WHAT YOU ARE ASKED TO DO:
Are you able to retype all the records below exactly?
─── MATERIALS PROVIDED ───
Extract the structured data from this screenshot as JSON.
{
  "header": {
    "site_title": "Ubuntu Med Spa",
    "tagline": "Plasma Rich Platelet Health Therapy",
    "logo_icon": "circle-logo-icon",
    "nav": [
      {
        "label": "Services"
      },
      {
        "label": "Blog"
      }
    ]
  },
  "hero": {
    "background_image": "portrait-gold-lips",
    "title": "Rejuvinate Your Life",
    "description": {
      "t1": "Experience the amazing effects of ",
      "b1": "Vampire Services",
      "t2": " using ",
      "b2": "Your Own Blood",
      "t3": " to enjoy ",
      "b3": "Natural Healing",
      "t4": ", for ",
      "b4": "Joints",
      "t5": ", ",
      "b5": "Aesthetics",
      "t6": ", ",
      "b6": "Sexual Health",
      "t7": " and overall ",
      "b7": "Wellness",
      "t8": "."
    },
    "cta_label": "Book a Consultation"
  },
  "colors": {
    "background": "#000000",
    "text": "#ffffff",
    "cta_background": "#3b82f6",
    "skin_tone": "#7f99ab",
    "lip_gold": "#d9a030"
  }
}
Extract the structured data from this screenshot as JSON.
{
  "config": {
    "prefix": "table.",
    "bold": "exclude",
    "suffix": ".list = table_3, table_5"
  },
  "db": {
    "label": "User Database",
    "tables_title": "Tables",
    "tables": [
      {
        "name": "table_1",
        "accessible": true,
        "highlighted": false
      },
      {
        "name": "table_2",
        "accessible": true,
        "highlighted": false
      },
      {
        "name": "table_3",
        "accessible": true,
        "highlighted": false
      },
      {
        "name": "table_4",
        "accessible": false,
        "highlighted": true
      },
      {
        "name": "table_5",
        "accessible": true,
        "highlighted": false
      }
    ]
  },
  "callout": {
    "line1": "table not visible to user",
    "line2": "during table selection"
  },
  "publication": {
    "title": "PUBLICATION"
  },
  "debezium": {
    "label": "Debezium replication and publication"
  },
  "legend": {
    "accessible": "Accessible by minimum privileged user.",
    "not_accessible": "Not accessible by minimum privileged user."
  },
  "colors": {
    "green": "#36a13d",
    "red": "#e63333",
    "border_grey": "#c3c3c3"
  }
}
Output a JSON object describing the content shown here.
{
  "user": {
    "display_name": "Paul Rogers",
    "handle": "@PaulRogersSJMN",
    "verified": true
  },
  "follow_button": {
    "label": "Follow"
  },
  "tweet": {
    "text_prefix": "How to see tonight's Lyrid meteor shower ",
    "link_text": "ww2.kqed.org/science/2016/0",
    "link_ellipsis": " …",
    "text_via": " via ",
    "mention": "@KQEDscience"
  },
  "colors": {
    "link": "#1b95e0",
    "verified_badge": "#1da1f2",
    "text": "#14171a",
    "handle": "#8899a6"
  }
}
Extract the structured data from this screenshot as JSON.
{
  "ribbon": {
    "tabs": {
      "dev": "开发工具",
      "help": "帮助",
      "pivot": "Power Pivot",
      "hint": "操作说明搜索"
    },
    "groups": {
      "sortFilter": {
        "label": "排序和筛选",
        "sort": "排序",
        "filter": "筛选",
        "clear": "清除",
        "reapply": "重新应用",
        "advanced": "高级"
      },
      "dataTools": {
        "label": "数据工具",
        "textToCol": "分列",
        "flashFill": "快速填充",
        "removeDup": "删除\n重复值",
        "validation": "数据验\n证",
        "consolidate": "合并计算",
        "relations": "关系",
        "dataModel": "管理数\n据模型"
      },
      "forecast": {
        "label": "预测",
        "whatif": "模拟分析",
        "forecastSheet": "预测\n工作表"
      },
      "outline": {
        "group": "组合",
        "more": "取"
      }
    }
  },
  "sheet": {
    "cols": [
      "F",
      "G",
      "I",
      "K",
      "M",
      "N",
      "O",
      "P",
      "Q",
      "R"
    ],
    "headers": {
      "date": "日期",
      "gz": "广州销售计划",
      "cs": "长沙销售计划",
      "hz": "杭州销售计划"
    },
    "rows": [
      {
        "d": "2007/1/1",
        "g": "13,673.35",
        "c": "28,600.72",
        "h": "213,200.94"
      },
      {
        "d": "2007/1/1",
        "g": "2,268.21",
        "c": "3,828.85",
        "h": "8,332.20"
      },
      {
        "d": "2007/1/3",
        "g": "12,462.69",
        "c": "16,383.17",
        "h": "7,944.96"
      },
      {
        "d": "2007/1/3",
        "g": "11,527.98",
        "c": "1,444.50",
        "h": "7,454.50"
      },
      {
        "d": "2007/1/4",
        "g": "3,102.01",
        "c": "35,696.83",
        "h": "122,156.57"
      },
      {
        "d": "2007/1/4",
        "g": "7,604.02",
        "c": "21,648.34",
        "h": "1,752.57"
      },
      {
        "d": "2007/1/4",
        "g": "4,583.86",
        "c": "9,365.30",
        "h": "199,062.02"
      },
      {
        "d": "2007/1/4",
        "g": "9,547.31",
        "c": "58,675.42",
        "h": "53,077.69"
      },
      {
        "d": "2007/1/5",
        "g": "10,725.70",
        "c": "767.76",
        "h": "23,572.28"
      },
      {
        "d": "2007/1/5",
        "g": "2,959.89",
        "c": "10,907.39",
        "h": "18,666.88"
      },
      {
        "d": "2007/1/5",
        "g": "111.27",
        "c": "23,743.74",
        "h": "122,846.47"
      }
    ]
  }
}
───
RESPONSE TO THIS EXERCISE:
Extract the structured data from this screenshot as JSON.
{
  "header": {
    "site_title": "Ubuntu Med Spa",
    "tagline": "Plasma Rich Platelet Health Therapy",
    "logo_icon": "circle-logo-icon",
    "nav": [
      {
        "label": "Services"
      },
      {
        "label": "Blog"
      }
    ]
  },
  "hero": {
    "background_image": "portrait-gold-lips",
    "title": "Rejuvinate Your Life",
    "description": {
      "t1": "Experience the amazing effects of ",
      "b1": "Vampire Services",
      "t2": " using ",
      "b2": "Your Own Blood",
      "t3": " to enjoy ",
      "b3": "Natural Healing",
      "t4": ", for ",
      "b4": "Joints",
      "t5": ", ",
      "b5": "Aesthetics",
      "t6": ", ",
      "b6": "Sexual Health",
      "t7": " and overall ",
      "b7": "Wellness",
      "t8": "."
    },
    "cta_label": "Book a Consultation"
  },
  "colors": {
    "background": "#000000",
    "text": "#ffffff",
    "cta_background": "#3b82f6",
    "skin_tone": "#7f99ab",
    "lip_gold": "#d9a030"
  }
}
Extract the structured data from this screenshot as JSON.
{
  "config": {
    "prefix": "table.",
    "bold": "exclude",
    "suffix": ".list = table_3, table_5"
  },
  "db": {
    "label": "User Database",
    "tables_title": "Tables",
    "tables": [
      {
        "name": "table_1",
        "accessible": true,
        "highlighted": false
      },
      {
        "name": "table_2",
        "accessible": true,
        "highlighted": false
      },
      {
        "name": "table_3",
        "accessible": true,
        "highlighted": false
      },
      {
        "name": "table_4",
        "accessible": false,
        "highlighted": true
      },
      {
        "name": "table_5",
        "accessible": true,
        "highlighted": false
      }
    ]
  },
  "callout": {
    "line1": "table not visible to user",
    "line2": "during table selection"
  },
  "publication": {
    "title": "PUBLICATION"
  },
  "debezium": {
    "label": "Debezium replication and publication"
  },
  "legend": {
    "accessible": "Accessible by minimum privileged user.",
    "not_accessible": "Not accessible by minimum privileged user."
  },
  "colors": {
    "green": "#36a13d",
    "red": "#e63333",
    "border_grey": "#c3c3c3"
  }
}
Output a JSON object describing the content shown here.
{
  "user": {
    "display_name": "Paul Rogers",
    "handle": "@PaulRogersSJMN",
    "verified": true
  },
  "follow_button": {
    "label": "Follow"
  },
  "tweet": {
    "text_prefix": "How to see tonight's Lyrid meteor shower ",
    "link_text": "ww2.kqed.org/science/2016/0",
    "link_ellipsis": " …",
    "text_via": " via ",
    "mention": "@KQEDscience"
  },
  "colors": {
    "link": "#1b95e0",
    "verified_badge": "#1da1f2",
    "text": "#14171a",
    "handle": "#8899a6"
  }
}
Extract the structured data from this screenshot as JSON.
{
  "ribbon": {
    "tabs": {
      "dev": "开发工具",
      "help": "帮助",
      "pivot": "Power Pivot",
      "hint": "操作说明搜索"
    },
    "groups": {
      "sortFilter": {
        "label": "排序和筛选",
        "sort": "排序",
        "filter": "筛选",
        "clear": "清除",
        "reapply": "重新应用",
        "advanced": "高级"
      },
      "dataTools": {
        "label": "数据工具",
        "textToCol": "分列",
        "flashFill": "快速填充",
        "removeDup": "删除\n重复值",
        "validation": "数据验\n证",
        "consolidate": "合并计算",
        "relations": "关系",
        "dataModel": "管理数\n据模型"
      },
      "forecast": {
        "label": "预测",
        "whatif": "模拟分析",
        "forecastSheet": "预测\n工作表"
      },
      "outline": {
        "group": "组合",
        "more": "取"
      }
    }
  },
  "sheet": {
    "cols": [
      "F",
      "G",
      "I",
      "K",
      "M",
      "N",
      "O",
      "P",
      "Q",
      "R"
    ],
    "headers": {
      "date": "日期",
      "gz": "广州销售计划",
      "cs": "长沙销售计划",
      "hz": "杭州销售计划"
    },
    "rows": [
      {
        "d": "2007/1/1",
        "g": "13,673.35",
        "c": "28,600.72",
        "h": "213,200.94"
      },
      {
        "d": "2007/1/1",
        "g": "2,268.21",
        "c": "3,828.85",
        "h": "8,332.20"
      },
      {
        "d": "2007/1/3",
        "g": "12,462.69",
        "c": "16,383.17",
        "h": "7,944.96"
      },
      {
        "d": "2007/1/3",
        "g": "11,527.98",
        "c": "1,444.50",
        "h": "7,454.50"
      },
      {
        "d": "2007/1/4",
        "g": "3,102.01",
        "c": "35,696.83",
        "h": "122,156.57"
      },
      {
        "d": "2007/1/4",
        "g": "7,604.02",
        "c": "21,648.34",
        "h": "1,752.57"
      },
      {
        "d": "2007/1/4",
        "g": "4,583.86",
        "c": "9,365.30",
        "h": "199,062.02"
      },
      {
        "d": "2007/1/4",
        "g": "9,547.31",
        "c": "58,675.42",
        "h": "53,077.69"
      },
      {
        "d": "2007/1/5",
        "g": "10,725.70",
        "c": "767.76",
        "h": "23,572.28"
      },
      {
        "d": "2007/1/5",
        "g": "2,959.89",
        "c": "10,907.39",
        "h": "18,666.88"
      },
      {
        "d": "2007/1/5",
        "g": "111.27",
        "c": "23,743.74",
        "h": "122,846.47"
      }
    ]
  }
}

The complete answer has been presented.